KERCH, CRIMEA — Russian President Vladimir Putin on Wednesday inspected a new bridge linking Crimea to Russia, touting his annexation of the peninsula to voters days before an election all but guaranteed to deliver him a second consecutive term in power.
Russia's 2014 annexation of Crimea from Ukraine drew international condemnation and sanctions, but many Russians saw it as restoring Moscow's rule over a region they regard as being historically Russian.
The 19-kilometer road-and-rail bridge across the Kerch Strait, which some Russians have dubbed "Putin's bridge," is designed to integrate Crimea with Russia's transport network, and show off Moscow's largesse.
The bridge will be the longest dual-purpose span in Europe when completed. It is seen as vital by the Kremlin to integrate Crimea into Russia, both symbolically and as an economic lifeline for the region.

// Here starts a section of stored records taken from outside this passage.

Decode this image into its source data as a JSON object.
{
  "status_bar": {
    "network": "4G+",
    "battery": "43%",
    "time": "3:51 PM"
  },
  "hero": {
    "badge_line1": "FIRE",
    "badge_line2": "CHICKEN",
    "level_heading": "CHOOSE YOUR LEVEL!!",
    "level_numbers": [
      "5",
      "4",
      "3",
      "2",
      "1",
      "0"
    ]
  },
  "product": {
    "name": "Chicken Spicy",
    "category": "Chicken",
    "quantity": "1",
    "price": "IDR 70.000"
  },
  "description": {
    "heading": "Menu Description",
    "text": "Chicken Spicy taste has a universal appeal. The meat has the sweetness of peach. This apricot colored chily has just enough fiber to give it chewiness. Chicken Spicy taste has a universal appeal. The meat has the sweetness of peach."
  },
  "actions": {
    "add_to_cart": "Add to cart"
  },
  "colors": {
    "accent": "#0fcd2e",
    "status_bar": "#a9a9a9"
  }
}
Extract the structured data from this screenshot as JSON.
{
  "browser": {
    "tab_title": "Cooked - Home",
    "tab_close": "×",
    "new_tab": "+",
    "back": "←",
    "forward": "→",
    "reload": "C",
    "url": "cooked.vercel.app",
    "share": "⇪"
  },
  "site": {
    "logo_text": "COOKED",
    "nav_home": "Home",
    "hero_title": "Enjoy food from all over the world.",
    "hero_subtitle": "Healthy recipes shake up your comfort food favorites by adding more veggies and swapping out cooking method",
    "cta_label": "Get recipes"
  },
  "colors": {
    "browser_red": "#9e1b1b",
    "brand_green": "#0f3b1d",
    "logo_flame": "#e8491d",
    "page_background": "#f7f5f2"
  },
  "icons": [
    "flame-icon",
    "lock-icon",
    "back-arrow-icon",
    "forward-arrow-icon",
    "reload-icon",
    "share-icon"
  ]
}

Putin, accompanied by officials in hard hats, was given a tour of the still-uncompleted central section of the bridge, and posted for photographs with workers.
"What you've done already is impressive," Putin told workers in high-visibility jackets.
The Russian president, who projects an image of a demanding taskmaster, was told that the part of the bridge that will carry road traffic would be completed in December. A parallel rail bridge is also being built.
Putin proposed a different timetable, saying: "It would be good to do it in time for the vacation season."
"We'll do our best," replied Arkady Rotenberg, the Kremlin-connected billionaire whose company Stroygazmontazh is building the bridge.
Rotenberg, Putin's former judo sparring partner, told reporters later that the road part of the bridge would now open from May 9 - the day Russia celebrates the anniversary of victory over Nazi Germany in World War Two.
"The uniqueness of the bridge lies in the fact that everything here is Russian," said Rotenberg, who is on U.S. and European sanctions blacklists that have made it difficult for his firm to import Western materials and technology.
Opinion polls show Putin is far ahead of his rivals in the run-up to Sunday's presidential election, when he will be seeking a second consecutive term.
However, Kremlin officials are concerned voters may stay at home because they assume the result is a foregone conclusion, resulting in low turnout.
Later on Wednesday, Putin was planning a campaign stop in Crimea, where many of the mainly Russian-speaking population laud him for bringing the peninsula under Moscow's control.